YOUR ASSIGNMENT -
The entries below must be retyped in full. Keep every word the same.

Records contained in a dataset -
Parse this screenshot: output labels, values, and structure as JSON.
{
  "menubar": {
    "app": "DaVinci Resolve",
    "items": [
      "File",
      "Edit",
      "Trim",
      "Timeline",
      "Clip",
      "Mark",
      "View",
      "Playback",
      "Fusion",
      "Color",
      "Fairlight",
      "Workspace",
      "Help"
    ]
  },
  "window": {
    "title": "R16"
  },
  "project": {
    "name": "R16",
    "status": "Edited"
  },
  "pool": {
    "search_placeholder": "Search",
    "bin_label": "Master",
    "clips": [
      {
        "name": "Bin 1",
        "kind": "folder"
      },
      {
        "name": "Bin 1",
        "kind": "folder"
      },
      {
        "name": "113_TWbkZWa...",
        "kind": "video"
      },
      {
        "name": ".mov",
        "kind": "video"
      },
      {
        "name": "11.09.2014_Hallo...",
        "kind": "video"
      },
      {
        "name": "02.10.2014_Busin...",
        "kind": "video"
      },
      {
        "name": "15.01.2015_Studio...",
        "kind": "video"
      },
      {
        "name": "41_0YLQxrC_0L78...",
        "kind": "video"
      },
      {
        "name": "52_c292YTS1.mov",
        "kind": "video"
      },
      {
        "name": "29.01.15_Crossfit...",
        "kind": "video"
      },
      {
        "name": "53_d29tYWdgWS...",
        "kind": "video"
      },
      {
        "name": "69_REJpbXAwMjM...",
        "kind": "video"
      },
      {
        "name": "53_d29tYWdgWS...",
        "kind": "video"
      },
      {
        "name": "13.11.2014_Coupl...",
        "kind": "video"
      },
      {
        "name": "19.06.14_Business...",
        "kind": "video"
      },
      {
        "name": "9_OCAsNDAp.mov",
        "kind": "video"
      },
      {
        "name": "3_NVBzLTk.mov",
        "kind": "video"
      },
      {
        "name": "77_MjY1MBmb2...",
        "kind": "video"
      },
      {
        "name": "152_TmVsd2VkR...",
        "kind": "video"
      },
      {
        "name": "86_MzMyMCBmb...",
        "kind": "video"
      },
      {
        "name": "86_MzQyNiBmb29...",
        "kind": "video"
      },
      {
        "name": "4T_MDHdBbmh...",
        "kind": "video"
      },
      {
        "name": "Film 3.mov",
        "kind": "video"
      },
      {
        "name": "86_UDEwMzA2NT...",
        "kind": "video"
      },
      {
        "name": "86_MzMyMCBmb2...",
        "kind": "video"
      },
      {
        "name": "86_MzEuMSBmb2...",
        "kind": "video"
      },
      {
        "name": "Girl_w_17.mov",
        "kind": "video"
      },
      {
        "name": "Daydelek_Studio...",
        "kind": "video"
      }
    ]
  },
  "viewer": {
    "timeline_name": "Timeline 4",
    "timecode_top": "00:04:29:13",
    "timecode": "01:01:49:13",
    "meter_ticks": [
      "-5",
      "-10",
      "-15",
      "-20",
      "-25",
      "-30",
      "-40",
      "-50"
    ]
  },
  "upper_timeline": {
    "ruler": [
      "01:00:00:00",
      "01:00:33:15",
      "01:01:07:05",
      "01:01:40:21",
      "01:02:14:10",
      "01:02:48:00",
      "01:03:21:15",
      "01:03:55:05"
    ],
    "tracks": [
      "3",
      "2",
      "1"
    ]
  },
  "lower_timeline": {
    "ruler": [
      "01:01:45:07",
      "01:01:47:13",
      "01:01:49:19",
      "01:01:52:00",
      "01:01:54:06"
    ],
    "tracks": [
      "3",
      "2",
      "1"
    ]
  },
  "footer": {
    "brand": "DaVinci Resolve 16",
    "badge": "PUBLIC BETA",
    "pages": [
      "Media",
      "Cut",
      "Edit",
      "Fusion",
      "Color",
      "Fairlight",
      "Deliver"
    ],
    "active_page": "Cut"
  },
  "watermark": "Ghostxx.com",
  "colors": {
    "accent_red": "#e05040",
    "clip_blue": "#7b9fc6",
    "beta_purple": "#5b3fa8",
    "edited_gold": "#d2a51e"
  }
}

EXERCISE RESULT -
Parse this screenshot: output labels, values, and structure as JSON.
{
  "menubar": {
    "app": "DaVinci Resolve",
    "items": [
      "File",
      "Edit",
      "Trim",
      "Timeline",
      "Clip",
      "Mark",
      "View",
      "Playback",
      "Fusion",
      "Color",
      "Fairlight",
      "Workspace",
      "Help"
    ]
  },
  "window": {
    "title": "R16"
  },
  "project": {
    "name": "R16",
    "status": "Edited"
  },
  "pool": {
    "search_placeholder": "Search",
    "bin_label": "Master",
    "clips": [
      {
        "name": "Bin 1",
        "kind": "folder"
      },
      {
        "name": "Bin 1",
        "kind": "folder"
      },
      {
        "name": "113_TWbkZWa...",
        "kind": "video"
      },
      {
        "name": ".mov",
        "kind": "video"
      },
      {
        "name": "11.09.2014_Hallo...",
        "kind": "video"
      },
      {
        "name": "02.10.2014_Busin...",
        "kind": "video"
      },
      {
        "name": "15.01.2015_Studio...",
        "kind": "video"
      },
      {
        "name": "41_0YLQxrC_0L78...",
        "kind": "video"
      },
      {
        "name": "52_c292YTS1.mov",
        "kind": "video"
      },
      {
        "name": "29.01.15_Crossfit...",
        "kind": "video"
      },
      {
        "name": "53_d29tYWdgWS...",
        "kind": "video"
      },
      {
        "name": "69_REJpbXAwMjM...",
        "kind": "video"
      },
      {
        "name": "53_d29tYWdgWS...",
        "kind": "video"
      },
      {
        "name": "13.11.2014_Coupl...",
        "kind": "video"
      },
      {
        "name": "19.06.14_Business...",
        "kind": "video"
      },
      {
        "name": "9_OCAsNDAp.mov",
        "kind": "video"
      },
      {
        "name": "3_NVBzLTk.mov",
        "kind": "video"
      },
      {
        "name": "77_MjY1MBmb2...",
        "kind": "video"
      },
      {
        "name": "152_TmVsd2VkR...",
        "kind": "video"
      },
      {
        "name": "86_MzMyMCBmb...",
        "kind": "video"
      },
      {
        "name": "86_MzQyNiBmb29...",
        "kind": "video"
      },
      {
        "name": "4T_MDHdBbmh...",
        "kind": "video"
      },
      {
        "name": "Film 3.mov",
        "kind": "video"
      },
      {
        "name": "86_UDEwMzA2NT...",
        "kind": "video"
      },
      {
        "name": "86_MzMyMCBmb2...",
        "kind": "video"
      },
      {
        "name": "86_MzEuMSBmb2...",
        "kind": "video"
      },
      {
        "name": "Girl_w_17.mov",
        "kind": "video"
      },
      {
        "name": "Daydelek_Studio...",
        "kind": "video"
      }
    ]
  },
  "viewer": {
    "timeline_name": "Timeline 4",
    "timecode_top": "00:04:29:13",
    "timecode": "01:01:49:13",
    "meter_ticks": [
      "-5",
      "-10",
      "-15",
      "-20",
      "-25",
      "-30",
      "-40",
      "-50"
    ]
  },
  "upper_timeline": {
    "ruler": [
      "01:00:00:00",
      "01:00:33:15",
      "01:01:07:05",
      "01:01:40:21",
      "01:02:14:10",
      "01:02:48:00",
      "01:03:21:15",
      "01:03:55:05"
    ],
    "tracks": [
      "3",
      "2",
      "1"
    ]
  },
  "lower_timeline": {
    "ruler": [
      "01:01:45:07",
      "01:01:47:13",
      "01:01:49:19",
      "01:01:52:00",
      "01:01:54:06"
    ],
    "tracks": [
      "3",
      "2",
      "1"
    ]
  },
  "footer": {
    "brand": "DaVinci Resolve 16",
    "badge": "PUBLIC BETA",
    "pages": [
      "Media",
      "Cut",
      "Edit",
      "Fusion",
      "Color",
      "Fairlight",
      "Deliver"
    ],
    "active_page": "Cut"
  },
  "watermark": "Ghostxx.com",
  "colors": {
    "accent_red": "#e05040",
    "clip_blue": "#7b9fc6",
    "beta_purple": "#5b3fa8",
    "edited_gold": "#d2a51e"
  }
}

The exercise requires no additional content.